### App and web page records
☆ ☆ ☆

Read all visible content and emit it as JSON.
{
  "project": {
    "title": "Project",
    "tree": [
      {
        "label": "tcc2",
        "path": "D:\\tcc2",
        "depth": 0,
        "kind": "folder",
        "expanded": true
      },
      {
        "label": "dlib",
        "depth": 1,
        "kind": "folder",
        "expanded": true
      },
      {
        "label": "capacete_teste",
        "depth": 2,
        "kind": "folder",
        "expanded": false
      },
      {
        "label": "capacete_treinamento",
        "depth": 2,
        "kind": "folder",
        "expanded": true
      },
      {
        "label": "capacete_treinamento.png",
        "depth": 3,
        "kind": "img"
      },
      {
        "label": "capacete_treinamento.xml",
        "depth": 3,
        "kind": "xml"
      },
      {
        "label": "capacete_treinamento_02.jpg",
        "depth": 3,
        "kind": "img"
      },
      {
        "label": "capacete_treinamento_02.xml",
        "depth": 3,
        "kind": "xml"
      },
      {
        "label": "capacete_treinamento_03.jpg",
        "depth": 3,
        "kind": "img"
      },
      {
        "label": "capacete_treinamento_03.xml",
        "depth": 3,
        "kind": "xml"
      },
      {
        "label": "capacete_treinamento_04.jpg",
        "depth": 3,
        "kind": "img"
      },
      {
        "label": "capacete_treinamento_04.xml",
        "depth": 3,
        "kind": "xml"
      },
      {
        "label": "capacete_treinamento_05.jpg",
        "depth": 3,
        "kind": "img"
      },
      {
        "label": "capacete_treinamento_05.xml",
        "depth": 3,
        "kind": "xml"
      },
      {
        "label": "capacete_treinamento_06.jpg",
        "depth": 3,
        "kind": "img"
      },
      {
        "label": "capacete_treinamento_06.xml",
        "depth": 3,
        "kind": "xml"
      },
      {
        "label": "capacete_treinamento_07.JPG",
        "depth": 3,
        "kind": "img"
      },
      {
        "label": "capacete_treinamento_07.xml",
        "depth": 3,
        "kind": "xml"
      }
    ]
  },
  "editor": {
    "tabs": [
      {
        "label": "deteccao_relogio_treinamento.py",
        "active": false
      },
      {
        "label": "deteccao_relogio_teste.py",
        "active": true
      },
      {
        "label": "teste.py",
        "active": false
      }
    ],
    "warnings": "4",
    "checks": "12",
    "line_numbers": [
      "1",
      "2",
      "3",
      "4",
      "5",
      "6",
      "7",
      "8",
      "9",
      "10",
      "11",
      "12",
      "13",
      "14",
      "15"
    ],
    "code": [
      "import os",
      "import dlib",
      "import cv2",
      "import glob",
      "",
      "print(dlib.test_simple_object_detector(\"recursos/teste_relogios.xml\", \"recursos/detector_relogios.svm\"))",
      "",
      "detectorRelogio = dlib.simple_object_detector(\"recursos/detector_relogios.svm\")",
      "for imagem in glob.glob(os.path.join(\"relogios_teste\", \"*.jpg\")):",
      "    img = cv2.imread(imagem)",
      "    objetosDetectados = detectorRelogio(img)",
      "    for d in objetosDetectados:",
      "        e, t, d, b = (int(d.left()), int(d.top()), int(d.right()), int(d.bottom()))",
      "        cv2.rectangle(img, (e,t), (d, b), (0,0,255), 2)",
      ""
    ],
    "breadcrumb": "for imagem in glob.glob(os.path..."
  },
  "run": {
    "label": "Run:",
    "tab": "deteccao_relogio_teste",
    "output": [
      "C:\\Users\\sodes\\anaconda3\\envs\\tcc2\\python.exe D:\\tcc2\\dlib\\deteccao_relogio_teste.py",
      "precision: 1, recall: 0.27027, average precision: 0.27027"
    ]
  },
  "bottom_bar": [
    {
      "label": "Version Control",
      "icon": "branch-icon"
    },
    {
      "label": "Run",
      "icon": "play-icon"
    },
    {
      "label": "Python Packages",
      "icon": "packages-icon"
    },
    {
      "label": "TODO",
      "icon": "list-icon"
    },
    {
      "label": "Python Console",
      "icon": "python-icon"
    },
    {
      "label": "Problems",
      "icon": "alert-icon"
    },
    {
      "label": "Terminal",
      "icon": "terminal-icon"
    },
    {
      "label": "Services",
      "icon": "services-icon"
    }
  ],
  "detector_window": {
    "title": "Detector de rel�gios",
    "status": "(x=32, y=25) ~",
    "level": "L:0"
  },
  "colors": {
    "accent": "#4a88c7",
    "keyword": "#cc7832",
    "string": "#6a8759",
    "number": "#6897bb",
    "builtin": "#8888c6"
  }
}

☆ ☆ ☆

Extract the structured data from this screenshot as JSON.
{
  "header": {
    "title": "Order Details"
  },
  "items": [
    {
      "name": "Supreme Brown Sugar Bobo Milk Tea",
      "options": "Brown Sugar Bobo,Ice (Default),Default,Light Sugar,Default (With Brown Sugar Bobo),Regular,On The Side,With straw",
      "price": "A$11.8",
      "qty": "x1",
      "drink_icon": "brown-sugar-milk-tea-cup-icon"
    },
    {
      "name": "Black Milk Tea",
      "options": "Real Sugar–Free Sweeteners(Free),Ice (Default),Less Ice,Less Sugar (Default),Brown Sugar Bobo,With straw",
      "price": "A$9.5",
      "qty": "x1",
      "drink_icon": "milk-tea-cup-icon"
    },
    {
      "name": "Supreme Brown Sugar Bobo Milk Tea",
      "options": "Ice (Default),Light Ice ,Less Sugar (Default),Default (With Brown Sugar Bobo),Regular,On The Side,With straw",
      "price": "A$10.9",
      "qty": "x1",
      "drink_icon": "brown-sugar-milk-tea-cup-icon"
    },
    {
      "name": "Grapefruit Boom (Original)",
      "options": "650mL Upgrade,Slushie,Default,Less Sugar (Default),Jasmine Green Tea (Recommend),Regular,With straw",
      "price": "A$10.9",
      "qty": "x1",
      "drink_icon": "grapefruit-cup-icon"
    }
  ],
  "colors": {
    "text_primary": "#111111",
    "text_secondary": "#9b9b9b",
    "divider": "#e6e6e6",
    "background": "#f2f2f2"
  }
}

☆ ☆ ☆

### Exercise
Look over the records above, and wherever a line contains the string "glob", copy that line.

### Response for this exercise
      "import glob",
      "for imagem in glob.glob(os.path.join(\"relogios_teste\", \"*.jpg\")):",
    "breadcrumb": "for imagem in glob.glob(os.path..."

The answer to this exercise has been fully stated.